301. Robert Bloomfield to Hannah Bloomfield, 18 March 1816*
Shefford. March 18. 1816
My Dear life

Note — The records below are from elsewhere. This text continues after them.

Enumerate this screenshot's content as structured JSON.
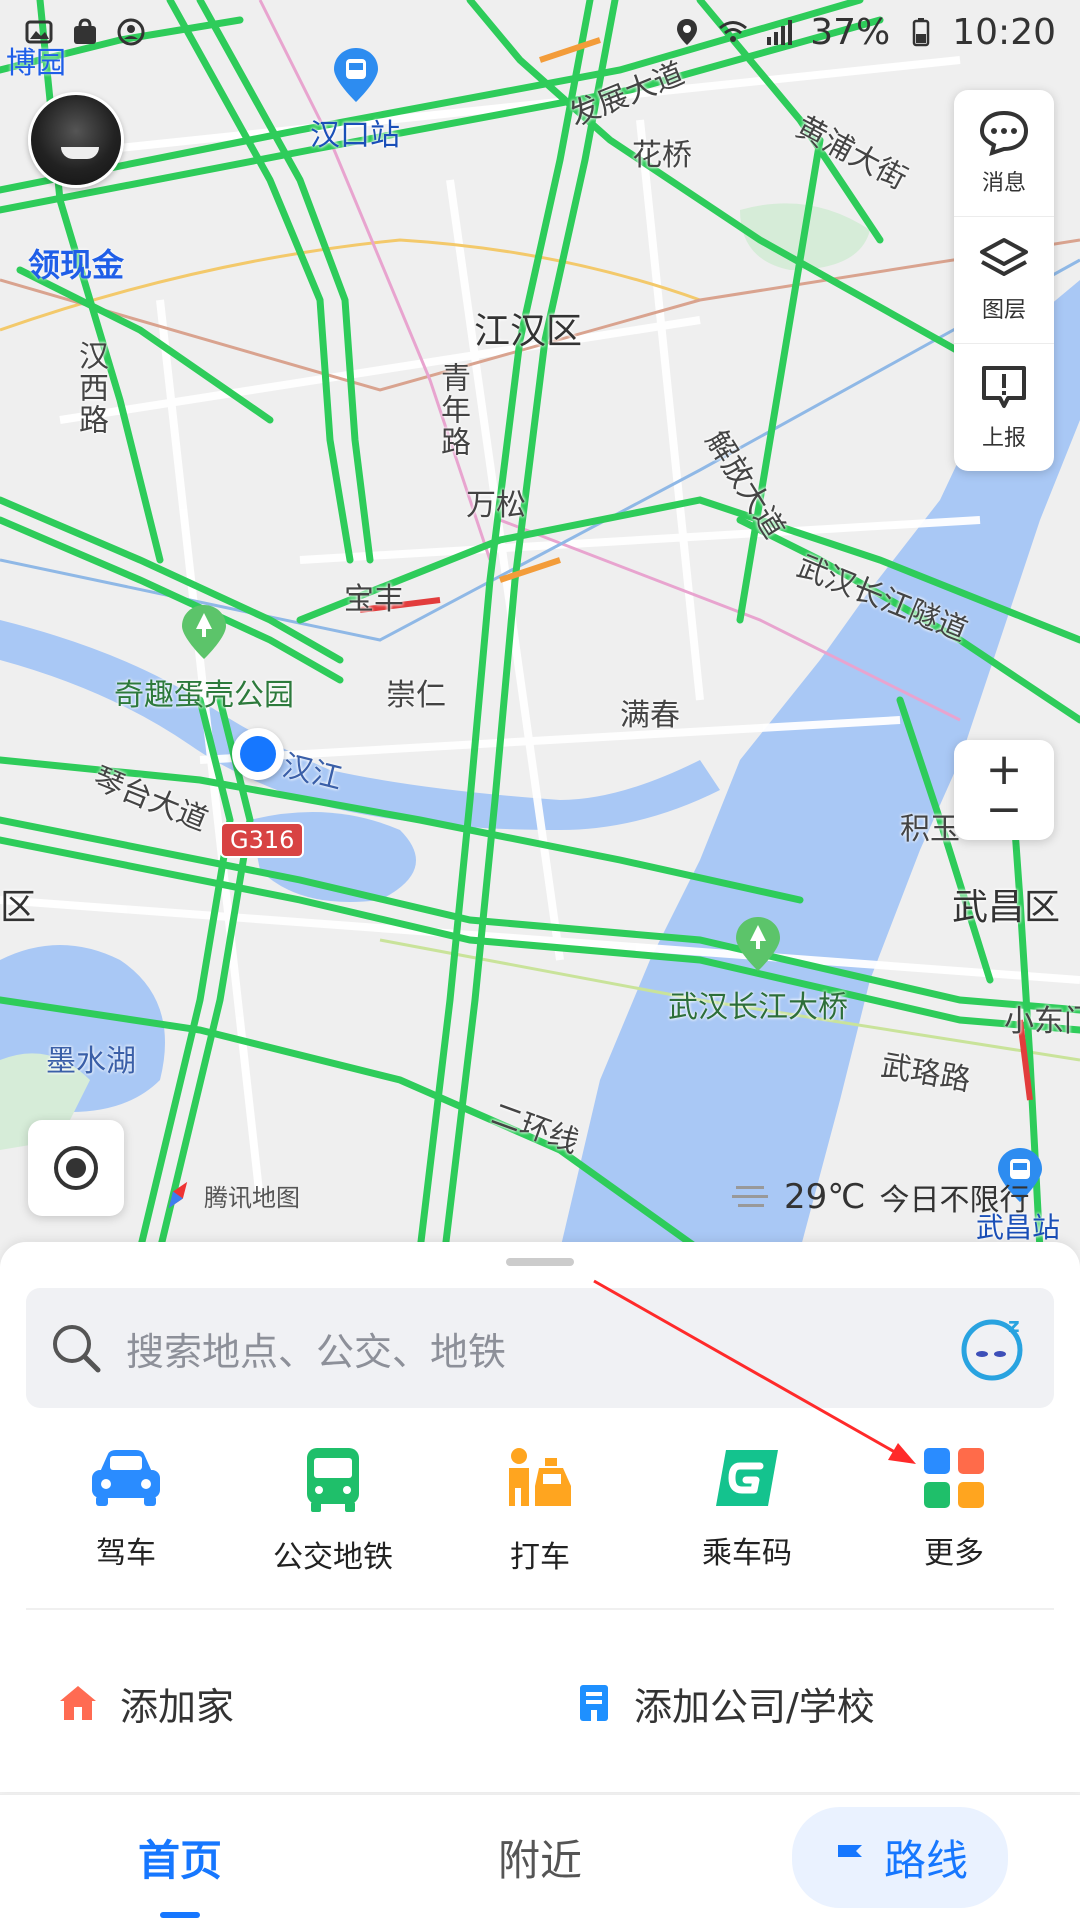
{
  "status_bar": {
    "left_text": "博园",
    "battery": "37%",
    "time": "10:20"
  },
  "promo_label": "领现金",
  "map_labels": {
    "hankou_station": "汉口站",
    "fazhan_ave": "发展大道",
    "huaqiao": "花桥",
    "huangpu_st": "黄浦大街",
    "jianghan_district": "江汉区",
    "hanxi_road": "汉西路",
    "qingnian_road": "青年路",
    "wansong": "万松",
    "jiefang_ave": "解放大道",
    "baofeng": "宝丰",
    "changjiang_tunnel": "武汉长江隧道",
    "qiqu_park": "奇趣蛋壳公园",
    "chongren": "崇仁",
    "manchun": "满春",
    "hanjiang": "汉江",
    "qintai_ave": "琴台大道",
    "g316": "G316",
    "jiyu": "积玉",
    "wuchang_district": "武昌区",
    "district_left": "区",
    "changjiang_bridge": "武汉长江大桥",
    "xiaodong": "小东门",
    "moshui_lake": "墨水湖",
    "wuluo_road": "武珞路",
    "second_ring": "二环线",
    "wuchang_station": "武昌站"
  },
  "tools": {
    "messages": "消息",
    "layers": "图层",
    "report": "上报"
  },
  "attribution": "腾讯地图",
  "weather": {
    "temperature": "29℃",
    "restriction": "今日不限行"
  },
  "search": {
    "placeholder": "搜索地点、公交、地铁"
  },
  "shortcuts": [
    {
      "label": "驾车",
      "icon": "car-icon",
      "color": "#2a8cff"
    },
    {
      "label": "公交地铁",
      "icon": "bus-icon",
      "color": "#1fbf6a"
    },
    {
      "label": "打车",
      "icon": "taxi-icon",
      "color": "#ffa51f"
    },
    {
      "label": "乘车码",
      "icon": "ride-code-icon",
      "color": "#14c38e"
    },
    {
      "label": "更多",
      "icon": "more-grid-icon",
      "color": "#ff6b4a"
    }
  ],
  "places": {
    "home": "添加家",
    "work": "添加公司/学校"
  },
  "nav": {
    "home": "首页",
    "nearby": "附近",
    "route": "路线"
  },
  "colors": {
    "accent": "#1677ff",
    "road_green": "#2ecc5a",
    "water": "#a9c8f5",
    "annotation": "#ff2a2a"
  }
}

Yours gave me and all of us great pleasure. I am rejoiced to find that you are coming home, even for a little while. We will make the most of it I warrant you, you shall go to bed every night with a sore throat from talking, and get up in the morning and dread your days work: but how, my Soul will you get home? how stands your cash? you cannot have enough surely to get home either way? And it so happens that I have no supply for you, I have only a £60 Bill, not due till the middle of the summer! unfortunate. to get ready money now seems as impossible as to dig Diamonds. But I advise you—do not start,—to state your case, or rather mine, to Mrs Lockwood, or Mr Bird. If either will furnish you with two or three pounds I will pay them with the first money that comes into my hands. If you have enough to get to London with, borrow half a guinea there to come down to Shefford with, for you may ride to Shefford for 8s outside, as we have extra coaches, and a grand opposition. You will see by this that I have no hope of meeting you at Cambridge. There is a Coach lately established which runs from Cambridge to Oxford, and passes through Bedford &c, but even with this you must, I apprehend, sleep a night at Cambridge and be merely set down at Bedford where somebody must meet you. You know how gladly I would meet you if I could, but besides the complaint in my pocket, I have others which I must in justice inform you of.
For some weeks past I had been troubled with an incessant sickness at the stomach which would neither take or keep food, and soon after came on an inflammation in the right leg, which completely lamed me for many days. I applied to Gaye yesterday week, and he has cured the leg by consistent soaking of rags dipt in a cold Lotion, it is now perfect again, only braced with a 4 yard bandage, or roller. I have likewise taken some internal medicine which makes me eat heartily, and I expect to be quite well very soon; yet you will see that to ride or to walk too much just now would be imprudent, to say the least of it. Let this likewise stand for my excuse for not visiting Bury; but how shall I sufficiently thank Mr & Mrs Lockwood for their kind and lasting friendship to you and myself? I hope Mr Lockwood is better than when you wrote last. I have got into a thick correspondence occasiond by the Suffolk Gents endeavouring to do me good,  but it is impossible to give you knowledge of the matter by letter. Come and talk with me, Weston is gone, [illegible deleted words]—Take notice, I expect a letter on Sunday morning to say when you start for London, and all about it, be precise, but not precipitate, in all you do; and write to Uncle Nat that they may meet you at the Bull, They live close by, and go three nights as well as one, if you cannot appoint a certain day. I shall write to London tomorrow and will give them a hint that you are coming &c. Ride inside if you can borrow or steal the money, for March is not to be trusted a moment.
Health and happiness to you now and for ever.
Your Old Dad.
How is Aunt Kate?